Image of the Month
Every month we'll publish a new image taken by CABI researchers. Can you guess what it is?
WHAT: Mouse Brain Image Registration
SIZE: Brain is appoximately 1.5cm long
IMAGE: High field magnetic resonance imaging data
HOW: Four MRI images of mouse brains: 1-3 are transverse (or 'top-down') views; 4 is sagittal ('side-on'). Each is a combined image - an average of many different mouse brains. Each brain has a slightly different shape. We have overlaid a colour scheme which represents the mean distance each pixel in the image had to move to reach this final average shape (the scale is different in each image 1-4, but broadly: deep blue is low; deep red is high: the 'Jet' colour scheme). To do this, we use an image manipulation technique known as 'registration'.
The colour scale in (1) has been adjusted to highlight subtle changes within the brain (deep red represents about 0.01mm). In (2), we can see that regions outside the brain are most affected (above the olfactory bulbs, and below the cerebellum), as well as the lateral ventricles. In (3) and (4), we can see the relative drawbacks of scanning brains after manually extracting them from the skull: the olfactory bulbs have undergone large deformations (here, deep red represents about 0.15mm).
USE: This information is useful when comparing genetic mutant mice, or mouse models of disease (such as Alzheimer's): we can tell which parts of the brain are most affected, and follow disease progression or mouse development. This is important for genetic phenotyping efforts, as well as for the preclinical stages of drug development.
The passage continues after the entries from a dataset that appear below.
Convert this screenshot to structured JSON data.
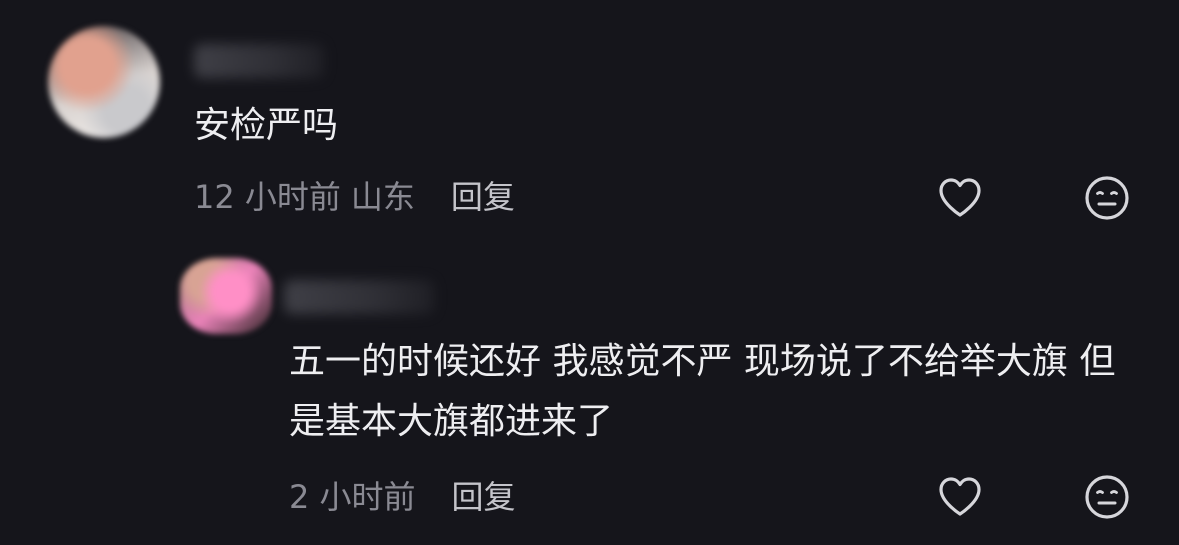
{
  "comments": [
    {
      "text": "安检严吗",
      "time": "12 小时前",
      "location": "山东",
      "reply_label": "回复",
      "like_icon": "heart-outline",
      "dislike_icon": "neutral-face"
    },
    {
      "text": "五一的时候还好 我感觉不严 现场说了不给举大旗 但是基本大旗都进来了",
      "time": "2 小时前",
      "reply_label": "回复",
      "like_icon": "heart-outline",
      "dislike_icon": "neutral-face"
    }
  ],
  "colors": {
    "background": "#15151b",
    "text": "#eeeef1",
    "meta": "#8a8a93",
    "icon": "#d6d6db"
  }
}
WHO: Nick Powell
Image of the Month Archive
Page last modified on 14 jan 15 11:52